PROBLEM REQUIREMENTS – Filter these entries, keeping only lines that hold the word "this".

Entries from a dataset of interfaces
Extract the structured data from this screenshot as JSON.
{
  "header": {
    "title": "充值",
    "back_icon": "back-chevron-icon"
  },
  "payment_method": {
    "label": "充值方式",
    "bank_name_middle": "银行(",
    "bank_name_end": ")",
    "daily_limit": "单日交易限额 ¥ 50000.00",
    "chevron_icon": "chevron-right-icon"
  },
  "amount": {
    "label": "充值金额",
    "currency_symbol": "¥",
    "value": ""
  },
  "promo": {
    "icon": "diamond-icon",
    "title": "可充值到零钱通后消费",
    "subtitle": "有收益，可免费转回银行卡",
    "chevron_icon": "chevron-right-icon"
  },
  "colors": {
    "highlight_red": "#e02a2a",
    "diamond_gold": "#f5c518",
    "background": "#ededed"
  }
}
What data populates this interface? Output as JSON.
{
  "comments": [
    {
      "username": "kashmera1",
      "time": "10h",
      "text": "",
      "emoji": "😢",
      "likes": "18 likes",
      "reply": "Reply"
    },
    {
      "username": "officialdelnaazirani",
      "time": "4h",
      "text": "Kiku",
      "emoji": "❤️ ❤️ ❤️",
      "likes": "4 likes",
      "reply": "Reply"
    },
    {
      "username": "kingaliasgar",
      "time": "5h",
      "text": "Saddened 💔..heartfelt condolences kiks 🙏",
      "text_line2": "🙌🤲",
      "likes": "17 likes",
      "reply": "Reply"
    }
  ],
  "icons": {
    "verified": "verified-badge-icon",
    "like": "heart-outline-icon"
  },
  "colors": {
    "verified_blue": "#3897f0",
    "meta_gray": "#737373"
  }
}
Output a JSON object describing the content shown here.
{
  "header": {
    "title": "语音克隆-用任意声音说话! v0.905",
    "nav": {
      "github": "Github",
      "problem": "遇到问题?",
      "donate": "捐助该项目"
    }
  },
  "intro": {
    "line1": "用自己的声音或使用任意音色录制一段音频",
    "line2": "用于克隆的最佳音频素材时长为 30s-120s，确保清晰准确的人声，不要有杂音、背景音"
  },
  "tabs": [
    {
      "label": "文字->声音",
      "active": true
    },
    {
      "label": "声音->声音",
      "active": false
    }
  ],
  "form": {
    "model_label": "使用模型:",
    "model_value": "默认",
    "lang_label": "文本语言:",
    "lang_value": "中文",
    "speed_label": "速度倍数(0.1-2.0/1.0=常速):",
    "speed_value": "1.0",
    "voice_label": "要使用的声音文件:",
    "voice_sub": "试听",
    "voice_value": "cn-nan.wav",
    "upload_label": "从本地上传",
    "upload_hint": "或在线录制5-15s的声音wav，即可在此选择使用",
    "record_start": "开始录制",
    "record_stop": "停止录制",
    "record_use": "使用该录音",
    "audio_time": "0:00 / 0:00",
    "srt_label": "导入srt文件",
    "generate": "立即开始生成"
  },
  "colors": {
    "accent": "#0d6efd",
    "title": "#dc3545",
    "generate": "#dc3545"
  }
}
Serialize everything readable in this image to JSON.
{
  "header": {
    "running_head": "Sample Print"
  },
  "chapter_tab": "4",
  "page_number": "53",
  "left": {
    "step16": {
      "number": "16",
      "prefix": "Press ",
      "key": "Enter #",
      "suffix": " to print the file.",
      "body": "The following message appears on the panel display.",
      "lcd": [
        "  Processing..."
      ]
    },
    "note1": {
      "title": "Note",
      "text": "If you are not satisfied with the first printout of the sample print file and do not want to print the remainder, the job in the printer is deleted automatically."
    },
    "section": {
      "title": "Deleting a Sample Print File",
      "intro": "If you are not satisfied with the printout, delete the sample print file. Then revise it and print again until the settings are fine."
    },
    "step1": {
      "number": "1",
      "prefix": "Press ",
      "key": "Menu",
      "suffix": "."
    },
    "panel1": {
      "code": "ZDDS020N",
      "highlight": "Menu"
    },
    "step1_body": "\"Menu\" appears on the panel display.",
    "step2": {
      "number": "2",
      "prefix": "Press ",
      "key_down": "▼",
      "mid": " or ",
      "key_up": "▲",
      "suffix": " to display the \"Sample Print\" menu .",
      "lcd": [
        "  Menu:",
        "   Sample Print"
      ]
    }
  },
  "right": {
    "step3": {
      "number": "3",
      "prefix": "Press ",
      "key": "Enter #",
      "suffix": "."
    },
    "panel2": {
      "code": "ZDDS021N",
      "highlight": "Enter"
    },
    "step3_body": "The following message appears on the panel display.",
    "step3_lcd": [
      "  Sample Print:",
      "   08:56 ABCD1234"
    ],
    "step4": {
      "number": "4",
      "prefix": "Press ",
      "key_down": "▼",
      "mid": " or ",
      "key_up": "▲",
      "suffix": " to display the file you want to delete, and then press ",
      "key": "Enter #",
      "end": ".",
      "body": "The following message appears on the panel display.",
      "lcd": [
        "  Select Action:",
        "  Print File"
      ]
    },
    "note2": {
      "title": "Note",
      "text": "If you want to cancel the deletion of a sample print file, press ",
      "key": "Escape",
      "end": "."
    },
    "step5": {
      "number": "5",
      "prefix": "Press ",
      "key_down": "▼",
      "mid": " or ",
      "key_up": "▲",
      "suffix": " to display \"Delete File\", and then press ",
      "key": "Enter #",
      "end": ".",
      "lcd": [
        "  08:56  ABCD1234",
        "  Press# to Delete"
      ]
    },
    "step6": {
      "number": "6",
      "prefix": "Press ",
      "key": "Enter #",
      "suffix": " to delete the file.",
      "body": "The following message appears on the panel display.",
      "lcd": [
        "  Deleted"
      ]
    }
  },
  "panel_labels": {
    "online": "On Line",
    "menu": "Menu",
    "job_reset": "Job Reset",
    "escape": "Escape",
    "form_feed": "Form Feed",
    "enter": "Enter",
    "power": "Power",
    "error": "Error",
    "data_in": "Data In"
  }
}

ANSWER TO THE PROBLEM –
Extract the structured data from this screenshot as JSON.
What data populates this interface? Output as JSON.
Serialize everything readable in this image to JSON.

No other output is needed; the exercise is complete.